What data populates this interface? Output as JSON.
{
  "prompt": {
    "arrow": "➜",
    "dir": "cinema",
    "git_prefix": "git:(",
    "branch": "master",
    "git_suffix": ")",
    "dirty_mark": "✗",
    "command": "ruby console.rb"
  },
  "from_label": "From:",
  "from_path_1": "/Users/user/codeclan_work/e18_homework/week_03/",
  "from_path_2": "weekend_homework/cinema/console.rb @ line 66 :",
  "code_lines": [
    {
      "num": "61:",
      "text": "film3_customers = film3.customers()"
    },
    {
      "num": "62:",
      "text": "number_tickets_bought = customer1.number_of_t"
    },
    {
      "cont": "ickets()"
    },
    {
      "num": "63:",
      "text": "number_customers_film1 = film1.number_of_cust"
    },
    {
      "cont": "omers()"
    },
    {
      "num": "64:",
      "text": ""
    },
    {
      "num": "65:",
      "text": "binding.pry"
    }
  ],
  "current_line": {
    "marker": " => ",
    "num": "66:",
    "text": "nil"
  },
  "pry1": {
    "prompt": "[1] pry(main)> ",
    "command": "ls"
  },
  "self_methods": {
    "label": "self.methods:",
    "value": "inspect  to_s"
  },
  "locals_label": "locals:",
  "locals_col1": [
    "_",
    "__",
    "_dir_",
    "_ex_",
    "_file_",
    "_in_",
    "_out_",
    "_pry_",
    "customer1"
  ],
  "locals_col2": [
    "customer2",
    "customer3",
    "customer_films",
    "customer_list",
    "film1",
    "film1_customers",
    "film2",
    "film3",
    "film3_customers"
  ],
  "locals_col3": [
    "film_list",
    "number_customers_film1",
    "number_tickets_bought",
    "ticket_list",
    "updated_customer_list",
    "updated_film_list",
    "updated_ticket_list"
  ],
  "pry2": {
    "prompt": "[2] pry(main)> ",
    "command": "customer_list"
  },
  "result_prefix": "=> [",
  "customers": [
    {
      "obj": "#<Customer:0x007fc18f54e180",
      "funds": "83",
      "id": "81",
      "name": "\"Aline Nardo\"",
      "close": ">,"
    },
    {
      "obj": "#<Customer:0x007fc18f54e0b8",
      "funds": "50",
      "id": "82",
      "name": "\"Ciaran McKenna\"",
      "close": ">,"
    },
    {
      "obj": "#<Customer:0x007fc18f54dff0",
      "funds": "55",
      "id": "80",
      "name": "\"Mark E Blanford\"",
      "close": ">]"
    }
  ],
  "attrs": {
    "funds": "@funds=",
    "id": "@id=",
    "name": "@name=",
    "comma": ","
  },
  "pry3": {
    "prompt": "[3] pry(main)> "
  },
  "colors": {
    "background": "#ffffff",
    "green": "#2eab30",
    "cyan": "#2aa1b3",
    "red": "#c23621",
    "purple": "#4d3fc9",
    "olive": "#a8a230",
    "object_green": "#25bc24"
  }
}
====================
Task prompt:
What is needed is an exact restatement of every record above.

Exercise result:
What data populates this interface? Output as JSON.
{
  "prompt": {
    "arrow": "➜",
    "dir": "cinema",
    "git_prefix": "git:(",
    "branch": "master",
    "git_suffix": ")",
    "dirty_mark": "✗",
    "command": "ruby console.rb"
  },
  "from_label": "From:",
  "from_path_1": "/Users/user/codeclan_work/e18_homework/week_03/",
  "from_path_2": "weekend_homework/cinema/console.rb @ line 66 :",
  "code_lines": [
    {
      "num": "61:",
      "text": "film3_customers = film3.customers()"
    },
    {
      "num": "62:",
      "text": "number_tickets_bought = customer1.number_of_t"
    },
    {
      "cont": "ickets()"
    },
    {
      "num": "63:",
      "text": "number_customers_film1 = film1.number_of_cust"
    },
    {
      "cont": "omers()"
    },
    {
      "num": "64:",
      "text": ""
    },
    {
      "num": "65:",
      "text": "binding.pry"
    }
  ],
  "current_line": {
    "marker": " => ",
    "num": "66:",
    "text": "nil"
  },
  "pry1": {
    "prompt": "[1] pry(main)> ",
    "command": "ls"
  },
  "self_methods": {
    "label": "self.methods:",
    "value": "inspect  to_s"
  },
  "locals_label": "locals:",
  "locals_col1": [
    "_",
    "__",
    "_dir_",
    "_ex_",
    "_file_",
    "_in_",
    "_out_",
    "_pry_",
    "customer1"
  ],
  "locals_col2": [
    "customer2",
    "customer3",
    "customer_films",
    "customer_list",
    "film1",
    "film1_customers",
    "film2",
    "film3",
    "film3_customers"
  ],
  "locals_col3": [
    "film_list",
    "number_customers_film1",
    "number_tickets_bought",
    "ticket_list",
    "updated_customer_list",
    "updated_film_list",
    "updated_ticket_list"
  ],
  "pry2": {
    "prompt": "[2] pry(main)> ",
    "command": "customer_list"
  },
  "result_prefix": "=> [",
  "customers": [
    {
      "obj": "#<Customer:0x007fc18f54e180",
      "funds": "83",
      "id": "81",
      "name": "\"Aline Nardo\"",
      "close": ">,"
    },
    {
      "obj": "#<Customer:0x007fc18f54e0b8",
      "funds": "50",
      "id": "82",
      "name": "\"Ciaran McKenna\"",
      "close": ">,"
    },
    {
      "obj": "#<Customer:0x007fc18f54dff0",
      "funds": "55",
      "id": "80",
      "name": "\"Mark E Blanford\"",
      "close": ">]"
    }
  ],
  "attrs": {
    "funds": "@funds=",
    "id": "@id=",
    "name": "@name=",
    "comma": ","
  },
  "pry3": {
    "prompt": "[3] pry(main)> "
  },
  "colors": {
    "background": "#ffffff",
    "green": "#2eab30",
    "cyan": "#2aa1b3",
    "red": "#c23621",
    "purple": "#4d3fc9",
    "olive": "#a8a230",
    "object_green": "#25bc24"
  }
}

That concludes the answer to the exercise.